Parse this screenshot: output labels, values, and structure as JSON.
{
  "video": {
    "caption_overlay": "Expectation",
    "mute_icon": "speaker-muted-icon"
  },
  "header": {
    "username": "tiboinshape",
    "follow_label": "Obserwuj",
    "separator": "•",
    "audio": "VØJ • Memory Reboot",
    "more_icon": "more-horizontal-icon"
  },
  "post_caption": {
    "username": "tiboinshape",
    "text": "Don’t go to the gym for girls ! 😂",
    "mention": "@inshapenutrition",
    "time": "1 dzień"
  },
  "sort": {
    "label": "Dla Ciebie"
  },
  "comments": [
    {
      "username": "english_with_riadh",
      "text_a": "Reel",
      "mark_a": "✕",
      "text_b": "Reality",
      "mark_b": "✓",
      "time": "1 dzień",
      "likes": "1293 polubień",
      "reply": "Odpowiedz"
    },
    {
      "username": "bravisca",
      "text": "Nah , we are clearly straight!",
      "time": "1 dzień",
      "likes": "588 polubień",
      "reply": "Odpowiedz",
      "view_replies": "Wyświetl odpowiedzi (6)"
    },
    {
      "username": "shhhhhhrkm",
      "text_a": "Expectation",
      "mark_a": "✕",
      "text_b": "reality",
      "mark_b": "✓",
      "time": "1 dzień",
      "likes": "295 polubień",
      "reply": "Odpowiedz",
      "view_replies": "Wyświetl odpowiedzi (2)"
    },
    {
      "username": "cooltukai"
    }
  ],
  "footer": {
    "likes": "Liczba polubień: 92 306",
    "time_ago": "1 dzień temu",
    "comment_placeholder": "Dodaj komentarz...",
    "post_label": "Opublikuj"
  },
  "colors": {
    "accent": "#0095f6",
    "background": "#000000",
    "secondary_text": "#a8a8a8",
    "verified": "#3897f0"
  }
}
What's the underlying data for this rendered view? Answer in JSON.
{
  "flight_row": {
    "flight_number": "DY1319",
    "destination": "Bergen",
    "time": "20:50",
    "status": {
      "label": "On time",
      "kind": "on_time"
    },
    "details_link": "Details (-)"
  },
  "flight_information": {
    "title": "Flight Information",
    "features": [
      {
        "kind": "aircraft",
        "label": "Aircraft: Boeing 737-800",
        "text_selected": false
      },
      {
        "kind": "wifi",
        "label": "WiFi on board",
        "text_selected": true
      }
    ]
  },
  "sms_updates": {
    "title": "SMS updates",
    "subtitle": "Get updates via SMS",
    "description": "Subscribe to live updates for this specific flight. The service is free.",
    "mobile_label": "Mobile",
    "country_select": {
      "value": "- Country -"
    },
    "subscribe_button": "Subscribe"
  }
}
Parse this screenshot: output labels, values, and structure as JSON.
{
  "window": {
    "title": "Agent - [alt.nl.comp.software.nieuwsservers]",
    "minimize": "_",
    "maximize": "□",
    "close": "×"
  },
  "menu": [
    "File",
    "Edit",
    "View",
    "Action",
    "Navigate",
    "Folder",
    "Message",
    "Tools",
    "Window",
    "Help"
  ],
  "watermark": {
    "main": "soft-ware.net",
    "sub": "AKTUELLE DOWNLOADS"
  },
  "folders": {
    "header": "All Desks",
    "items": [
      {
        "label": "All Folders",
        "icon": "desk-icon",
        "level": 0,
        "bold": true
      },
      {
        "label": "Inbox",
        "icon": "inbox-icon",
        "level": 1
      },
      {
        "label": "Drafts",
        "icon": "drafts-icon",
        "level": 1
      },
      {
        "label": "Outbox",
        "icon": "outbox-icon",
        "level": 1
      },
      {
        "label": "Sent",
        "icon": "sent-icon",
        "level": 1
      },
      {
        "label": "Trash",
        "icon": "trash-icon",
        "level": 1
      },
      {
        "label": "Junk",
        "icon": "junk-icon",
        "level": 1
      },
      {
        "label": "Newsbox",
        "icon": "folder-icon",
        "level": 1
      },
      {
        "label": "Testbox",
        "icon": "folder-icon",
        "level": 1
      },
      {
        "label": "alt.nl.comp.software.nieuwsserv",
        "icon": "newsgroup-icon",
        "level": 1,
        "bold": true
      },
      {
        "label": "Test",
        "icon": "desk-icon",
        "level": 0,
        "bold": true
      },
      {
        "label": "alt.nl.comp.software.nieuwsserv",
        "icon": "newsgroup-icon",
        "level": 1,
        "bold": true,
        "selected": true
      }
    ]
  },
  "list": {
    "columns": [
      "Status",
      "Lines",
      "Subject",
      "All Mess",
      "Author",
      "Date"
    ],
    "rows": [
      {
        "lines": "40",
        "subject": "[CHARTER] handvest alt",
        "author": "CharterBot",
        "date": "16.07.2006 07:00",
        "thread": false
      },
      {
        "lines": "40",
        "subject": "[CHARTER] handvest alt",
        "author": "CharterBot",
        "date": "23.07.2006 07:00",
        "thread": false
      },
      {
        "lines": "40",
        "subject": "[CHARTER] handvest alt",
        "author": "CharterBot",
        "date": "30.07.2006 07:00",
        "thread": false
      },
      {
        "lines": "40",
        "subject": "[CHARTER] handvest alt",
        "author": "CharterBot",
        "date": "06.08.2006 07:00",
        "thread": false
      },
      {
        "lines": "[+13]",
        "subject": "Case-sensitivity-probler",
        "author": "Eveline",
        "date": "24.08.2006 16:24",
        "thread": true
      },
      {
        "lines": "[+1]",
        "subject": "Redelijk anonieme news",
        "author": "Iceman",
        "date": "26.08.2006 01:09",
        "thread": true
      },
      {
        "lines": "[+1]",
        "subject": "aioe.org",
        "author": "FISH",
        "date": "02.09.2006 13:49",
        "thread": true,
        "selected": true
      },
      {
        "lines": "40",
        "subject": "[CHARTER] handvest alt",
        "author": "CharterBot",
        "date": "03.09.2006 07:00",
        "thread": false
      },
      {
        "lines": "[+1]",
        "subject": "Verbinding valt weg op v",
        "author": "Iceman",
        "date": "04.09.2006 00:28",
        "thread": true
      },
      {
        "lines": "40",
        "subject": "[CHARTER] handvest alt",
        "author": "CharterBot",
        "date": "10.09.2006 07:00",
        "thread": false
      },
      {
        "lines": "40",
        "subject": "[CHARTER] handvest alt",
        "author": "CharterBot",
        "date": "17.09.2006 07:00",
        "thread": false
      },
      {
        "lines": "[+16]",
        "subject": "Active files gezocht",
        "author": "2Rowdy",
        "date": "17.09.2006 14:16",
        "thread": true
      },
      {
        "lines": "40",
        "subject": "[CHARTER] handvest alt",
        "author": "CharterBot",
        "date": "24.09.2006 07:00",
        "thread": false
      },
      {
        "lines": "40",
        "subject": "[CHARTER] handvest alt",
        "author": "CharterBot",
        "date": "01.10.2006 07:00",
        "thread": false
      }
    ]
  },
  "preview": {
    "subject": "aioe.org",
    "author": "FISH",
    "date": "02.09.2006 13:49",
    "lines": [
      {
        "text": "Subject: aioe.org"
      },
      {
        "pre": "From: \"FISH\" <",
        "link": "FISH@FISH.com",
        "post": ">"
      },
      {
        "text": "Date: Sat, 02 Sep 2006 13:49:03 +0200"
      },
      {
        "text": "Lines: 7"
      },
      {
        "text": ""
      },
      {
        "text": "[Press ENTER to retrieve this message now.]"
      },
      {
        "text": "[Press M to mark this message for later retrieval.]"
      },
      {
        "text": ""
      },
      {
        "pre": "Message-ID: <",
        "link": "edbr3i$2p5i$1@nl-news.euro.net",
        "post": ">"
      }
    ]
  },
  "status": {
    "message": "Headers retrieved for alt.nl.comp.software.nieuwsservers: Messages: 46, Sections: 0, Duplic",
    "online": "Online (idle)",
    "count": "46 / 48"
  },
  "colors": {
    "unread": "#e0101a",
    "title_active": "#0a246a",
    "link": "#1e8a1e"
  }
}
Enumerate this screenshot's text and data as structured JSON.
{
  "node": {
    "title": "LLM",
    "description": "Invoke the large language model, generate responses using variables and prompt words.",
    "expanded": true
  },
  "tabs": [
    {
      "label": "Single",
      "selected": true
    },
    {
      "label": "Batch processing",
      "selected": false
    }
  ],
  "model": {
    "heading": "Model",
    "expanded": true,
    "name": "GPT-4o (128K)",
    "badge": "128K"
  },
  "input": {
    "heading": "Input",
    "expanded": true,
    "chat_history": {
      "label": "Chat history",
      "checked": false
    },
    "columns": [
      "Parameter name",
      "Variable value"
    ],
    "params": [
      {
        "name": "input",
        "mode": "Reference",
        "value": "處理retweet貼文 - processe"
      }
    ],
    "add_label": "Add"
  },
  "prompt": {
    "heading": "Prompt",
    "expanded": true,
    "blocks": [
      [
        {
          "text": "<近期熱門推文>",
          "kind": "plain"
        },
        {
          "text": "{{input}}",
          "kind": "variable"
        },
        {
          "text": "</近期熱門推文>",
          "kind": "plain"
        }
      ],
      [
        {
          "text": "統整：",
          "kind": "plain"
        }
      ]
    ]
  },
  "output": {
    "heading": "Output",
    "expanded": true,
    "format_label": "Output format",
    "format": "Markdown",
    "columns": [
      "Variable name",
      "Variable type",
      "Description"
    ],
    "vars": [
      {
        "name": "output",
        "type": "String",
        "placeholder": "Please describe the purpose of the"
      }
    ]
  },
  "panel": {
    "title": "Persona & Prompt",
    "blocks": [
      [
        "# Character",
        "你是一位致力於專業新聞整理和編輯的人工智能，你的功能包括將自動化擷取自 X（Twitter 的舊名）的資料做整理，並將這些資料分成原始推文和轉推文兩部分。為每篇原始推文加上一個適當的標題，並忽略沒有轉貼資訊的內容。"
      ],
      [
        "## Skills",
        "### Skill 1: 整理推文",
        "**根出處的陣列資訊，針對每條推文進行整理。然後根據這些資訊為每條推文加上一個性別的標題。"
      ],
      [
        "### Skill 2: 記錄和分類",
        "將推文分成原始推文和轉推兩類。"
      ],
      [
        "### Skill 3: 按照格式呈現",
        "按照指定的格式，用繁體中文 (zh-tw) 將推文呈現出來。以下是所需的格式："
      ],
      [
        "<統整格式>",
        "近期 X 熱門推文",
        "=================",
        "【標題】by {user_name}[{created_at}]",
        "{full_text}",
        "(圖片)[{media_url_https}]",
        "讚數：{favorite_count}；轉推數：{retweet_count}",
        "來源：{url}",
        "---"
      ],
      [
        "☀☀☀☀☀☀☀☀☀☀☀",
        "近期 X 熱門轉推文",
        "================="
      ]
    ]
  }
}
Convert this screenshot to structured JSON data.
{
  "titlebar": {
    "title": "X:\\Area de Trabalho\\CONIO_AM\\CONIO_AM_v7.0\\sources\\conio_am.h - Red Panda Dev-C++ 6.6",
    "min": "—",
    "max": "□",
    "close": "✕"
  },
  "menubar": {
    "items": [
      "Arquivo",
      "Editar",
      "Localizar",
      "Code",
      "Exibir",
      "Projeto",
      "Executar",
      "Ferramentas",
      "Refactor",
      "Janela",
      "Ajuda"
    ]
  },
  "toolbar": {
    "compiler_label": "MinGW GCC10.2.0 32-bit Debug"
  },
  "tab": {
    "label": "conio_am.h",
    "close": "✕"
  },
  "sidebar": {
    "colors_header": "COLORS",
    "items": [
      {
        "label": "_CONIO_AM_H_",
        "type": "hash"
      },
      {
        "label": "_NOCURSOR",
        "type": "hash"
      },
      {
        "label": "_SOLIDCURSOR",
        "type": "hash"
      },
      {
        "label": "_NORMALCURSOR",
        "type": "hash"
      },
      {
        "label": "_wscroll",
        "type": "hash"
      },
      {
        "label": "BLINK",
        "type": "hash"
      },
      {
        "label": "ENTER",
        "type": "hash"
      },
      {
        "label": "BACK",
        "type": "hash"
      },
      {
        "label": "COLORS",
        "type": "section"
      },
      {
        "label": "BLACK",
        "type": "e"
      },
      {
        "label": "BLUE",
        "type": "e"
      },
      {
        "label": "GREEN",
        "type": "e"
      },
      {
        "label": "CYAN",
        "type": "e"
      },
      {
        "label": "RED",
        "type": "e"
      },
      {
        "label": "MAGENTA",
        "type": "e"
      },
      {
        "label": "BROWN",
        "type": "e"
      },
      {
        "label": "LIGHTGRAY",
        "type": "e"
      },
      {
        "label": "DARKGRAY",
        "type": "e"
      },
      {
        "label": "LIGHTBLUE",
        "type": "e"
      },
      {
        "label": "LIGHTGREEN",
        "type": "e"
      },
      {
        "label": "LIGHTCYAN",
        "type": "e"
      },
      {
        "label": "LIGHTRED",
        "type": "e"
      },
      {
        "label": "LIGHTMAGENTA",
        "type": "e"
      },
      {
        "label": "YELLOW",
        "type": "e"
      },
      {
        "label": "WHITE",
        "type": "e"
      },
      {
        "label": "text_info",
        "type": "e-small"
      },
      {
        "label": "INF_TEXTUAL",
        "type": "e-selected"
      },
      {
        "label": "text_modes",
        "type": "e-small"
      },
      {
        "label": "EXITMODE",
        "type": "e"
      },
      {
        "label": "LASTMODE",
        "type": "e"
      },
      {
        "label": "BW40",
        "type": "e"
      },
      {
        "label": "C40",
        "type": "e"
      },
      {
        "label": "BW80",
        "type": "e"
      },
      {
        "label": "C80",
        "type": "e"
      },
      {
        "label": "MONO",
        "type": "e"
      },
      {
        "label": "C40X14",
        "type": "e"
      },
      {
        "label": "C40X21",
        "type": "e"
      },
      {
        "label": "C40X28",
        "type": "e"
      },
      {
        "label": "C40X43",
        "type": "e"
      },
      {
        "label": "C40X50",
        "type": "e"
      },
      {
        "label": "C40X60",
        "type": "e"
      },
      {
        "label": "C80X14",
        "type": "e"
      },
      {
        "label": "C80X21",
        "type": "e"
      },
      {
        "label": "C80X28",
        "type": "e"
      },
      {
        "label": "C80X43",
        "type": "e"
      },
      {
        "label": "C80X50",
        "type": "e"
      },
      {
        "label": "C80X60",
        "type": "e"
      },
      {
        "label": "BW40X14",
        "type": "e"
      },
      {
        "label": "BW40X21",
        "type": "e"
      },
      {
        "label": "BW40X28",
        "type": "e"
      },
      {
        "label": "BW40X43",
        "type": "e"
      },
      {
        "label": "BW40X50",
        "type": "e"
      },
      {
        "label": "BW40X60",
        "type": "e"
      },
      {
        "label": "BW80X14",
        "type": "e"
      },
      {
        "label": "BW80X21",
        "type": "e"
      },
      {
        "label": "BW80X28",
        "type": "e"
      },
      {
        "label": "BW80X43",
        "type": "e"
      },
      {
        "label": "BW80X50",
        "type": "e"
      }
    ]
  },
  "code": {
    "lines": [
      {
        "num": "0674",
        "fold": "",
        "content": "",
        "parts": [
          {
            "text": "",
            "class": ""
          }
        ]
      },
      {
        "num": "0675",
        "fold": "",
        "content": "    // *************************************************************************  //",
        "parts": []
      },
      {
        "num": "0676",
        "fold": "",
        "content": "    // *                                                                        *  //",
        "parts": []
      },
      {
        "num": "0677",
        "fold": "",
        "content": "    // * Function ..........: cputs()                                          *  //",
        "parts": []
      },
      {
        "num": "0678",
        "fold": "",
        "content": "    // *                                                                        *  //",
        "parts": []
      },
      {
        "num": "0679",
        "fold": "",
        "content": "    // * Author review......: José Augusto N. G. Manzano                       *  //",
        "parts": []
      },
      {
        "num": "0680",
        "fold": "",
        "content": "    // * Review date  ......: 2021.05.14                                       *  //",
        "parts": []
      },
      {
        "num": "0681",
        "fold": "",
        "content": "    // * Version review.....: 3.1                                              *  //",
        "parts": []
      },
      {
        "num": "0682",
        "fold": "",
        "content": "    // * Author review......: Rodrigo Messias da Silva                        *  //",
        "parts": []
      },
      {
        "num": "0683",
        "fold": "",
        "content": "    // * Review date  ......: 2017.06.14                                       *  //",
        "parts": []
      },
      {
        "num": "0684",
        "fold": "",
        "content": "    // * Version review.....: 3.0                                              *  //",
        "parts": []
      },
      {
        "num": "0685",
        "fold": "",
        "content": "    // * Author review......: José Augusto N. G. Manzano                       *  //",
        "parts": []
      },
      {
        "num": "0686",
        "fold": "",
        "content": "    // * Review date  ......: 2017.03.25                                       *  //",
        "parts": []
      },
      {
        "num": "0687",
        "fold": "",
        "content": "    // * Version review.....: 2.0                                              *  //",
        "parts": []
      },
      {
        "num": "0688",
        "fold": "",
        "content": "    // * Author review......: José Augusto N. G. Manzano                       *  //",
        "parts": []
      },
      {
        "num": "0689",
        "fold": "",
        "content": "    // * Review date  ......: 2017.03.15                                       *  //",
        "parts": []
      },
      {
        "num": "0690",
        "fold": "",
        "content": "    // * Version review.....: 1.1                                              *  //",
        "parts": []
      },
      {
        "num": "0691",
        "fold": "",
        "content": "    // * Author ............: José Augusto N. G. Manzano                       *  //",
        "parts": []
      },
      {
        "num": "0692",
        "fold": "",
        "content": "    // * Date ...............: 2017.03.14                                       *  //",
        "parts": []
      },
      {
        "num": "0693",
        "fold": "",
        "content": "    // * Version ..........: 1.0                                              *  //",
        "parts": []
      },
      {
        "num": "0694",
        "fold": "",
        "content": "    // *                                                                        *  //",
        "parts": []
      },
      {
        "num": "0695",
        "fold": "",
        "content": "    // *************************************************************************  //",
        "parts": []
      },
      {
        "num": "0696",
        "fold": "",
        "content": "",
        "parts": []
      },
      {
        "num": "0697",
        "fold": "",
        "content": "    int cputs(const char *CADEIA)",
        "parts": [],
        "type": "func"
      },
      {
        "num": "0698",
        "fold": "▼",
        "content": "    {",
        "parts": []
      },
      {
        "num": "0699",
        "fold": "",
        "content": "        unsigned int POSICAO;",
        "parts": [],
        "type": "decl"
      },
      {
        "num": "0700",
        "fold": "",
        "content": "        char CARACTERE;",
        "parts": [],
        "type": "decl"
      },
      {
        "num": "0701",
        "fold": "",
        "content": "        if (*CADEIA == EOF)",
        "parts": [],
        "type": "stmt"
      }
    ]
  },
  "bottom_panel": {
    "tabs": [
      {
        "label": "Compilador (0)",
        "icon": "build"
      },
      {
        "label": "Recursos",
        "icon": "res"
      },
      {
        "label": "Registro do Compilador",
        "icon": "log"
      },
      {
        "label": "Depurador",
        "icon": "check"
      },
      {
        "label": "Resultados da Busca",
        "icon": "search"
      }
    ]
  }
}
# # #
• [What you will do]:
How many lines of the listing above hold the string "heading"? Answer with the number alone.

• [Result of this exercise]:
4